CVS said some regions have seen the number of sickle cell trait carriers, who can eventually develop the disease, double as people pass the trait along without knowing that they had it. Caremark said it plans to partner with national and community organizations to build programs to enhance awareness and access for sickle cell.

In addition, CVS said it plans to build on existing programs on HIV to enhance education and assist patients in getting on preventive treatment whenever possible. CVS is also a participant in the Department of Health and Human Services' Ready, Set, PrEP initiative, which aims to reduce the number of new HIV infections by 90% by 2030.

Cardiovascular disease is also a target for this effort, CVS said, and the PBM is aiming to increase the number of patients initiating medication therapy and ensuring those who are on medication are taking the optimal dose to effectively manage their conditions.

Across all of the focus disease states, CVS said it plans to harness a four-pronged strategy to get at these health disparities:

  1. Awareness and education
  2. Testing and screening
  3. Access to health services
  4. Treatment optimization interventions

Accetta said CVS views this work as a natural extension of Project Health, which aims to increase access to preventive screenings in underserved communities, and other health equity work the health giant has rolled out across its sprawling enterprise.

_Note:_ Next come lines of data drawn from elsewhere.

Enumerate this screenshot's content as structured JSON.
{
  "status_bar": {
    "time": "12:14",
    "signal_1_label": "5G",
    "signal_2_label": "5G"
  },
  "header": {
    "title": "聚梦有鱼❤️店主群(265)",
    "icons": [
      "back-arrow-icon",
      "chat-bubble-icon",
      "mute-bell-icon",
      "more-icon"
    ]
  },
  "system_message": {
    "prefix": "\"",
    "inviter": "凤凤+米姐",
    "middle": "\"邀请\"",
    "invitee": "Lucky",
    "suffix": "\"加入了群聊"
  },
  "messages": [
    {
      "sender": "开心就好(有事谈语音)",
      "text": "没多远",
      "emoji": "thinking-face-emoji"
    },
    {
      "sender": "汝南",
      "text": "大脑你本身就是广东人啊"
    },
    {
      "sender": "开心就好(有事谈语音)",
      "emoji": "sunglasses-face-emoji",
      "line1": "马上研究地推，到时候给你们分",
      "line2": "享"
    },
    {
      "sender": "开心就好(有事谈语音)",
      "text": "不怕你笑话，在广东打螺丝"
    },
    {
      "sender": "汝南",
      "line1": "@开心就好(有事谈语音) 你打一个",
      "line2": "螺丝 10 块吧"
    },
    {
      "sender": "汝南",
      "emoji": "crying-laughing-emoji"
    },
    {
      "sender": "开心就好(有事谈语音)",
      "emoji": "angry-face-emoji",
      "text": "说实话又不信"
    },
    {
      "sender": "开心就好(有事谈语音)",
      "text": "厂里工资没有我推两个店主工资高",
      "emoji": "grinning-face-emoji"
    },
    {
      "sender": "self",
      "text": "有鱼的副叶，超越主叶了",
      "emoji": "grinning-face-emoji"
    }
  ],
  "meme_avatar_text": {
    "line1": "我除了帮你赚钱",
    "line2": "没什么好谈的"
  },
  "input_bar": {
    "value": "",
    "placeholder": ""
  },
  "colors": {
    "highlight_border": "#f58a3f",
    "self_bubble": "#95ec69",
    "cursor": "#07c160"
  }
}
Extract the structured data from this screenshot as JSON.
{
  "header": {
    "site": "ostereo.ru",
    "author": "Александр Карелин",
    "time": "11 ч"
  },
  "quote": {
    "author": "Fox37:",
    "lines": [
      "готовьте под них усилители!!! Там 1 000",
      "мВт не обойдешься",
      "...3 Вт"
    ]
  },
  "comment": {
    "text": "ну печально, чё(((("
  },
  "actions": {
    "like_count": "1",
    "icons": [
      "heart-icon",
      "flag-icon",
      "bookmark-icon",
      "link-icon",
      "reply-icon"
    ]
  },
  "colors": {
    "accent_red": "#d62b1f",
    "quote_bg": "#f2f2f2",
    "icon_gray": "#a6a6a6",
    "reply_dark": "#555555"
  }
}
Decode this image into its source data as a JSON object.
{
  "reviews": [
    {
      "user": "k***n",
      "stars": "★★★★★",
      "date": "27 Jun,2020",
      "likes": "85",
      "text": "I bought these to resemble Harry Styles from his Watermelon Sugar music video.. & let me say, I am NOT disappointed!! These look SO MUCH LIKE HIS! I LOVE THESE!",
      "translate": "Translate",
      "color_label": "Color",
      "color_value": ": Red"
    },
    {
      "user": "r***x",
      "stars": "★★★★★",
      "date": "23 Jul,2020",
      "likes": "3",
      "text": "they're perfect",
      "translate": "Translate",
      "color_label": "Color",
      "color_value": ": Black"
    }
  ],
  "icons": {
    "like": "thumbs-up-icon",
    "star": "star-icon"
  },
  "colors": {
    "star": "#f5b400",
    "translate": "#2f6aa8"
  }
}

"For me, this new effort is just an expansion of our broader health equity work," she said. "I just feel it’s a great extension to what CVS Health wants to achieve."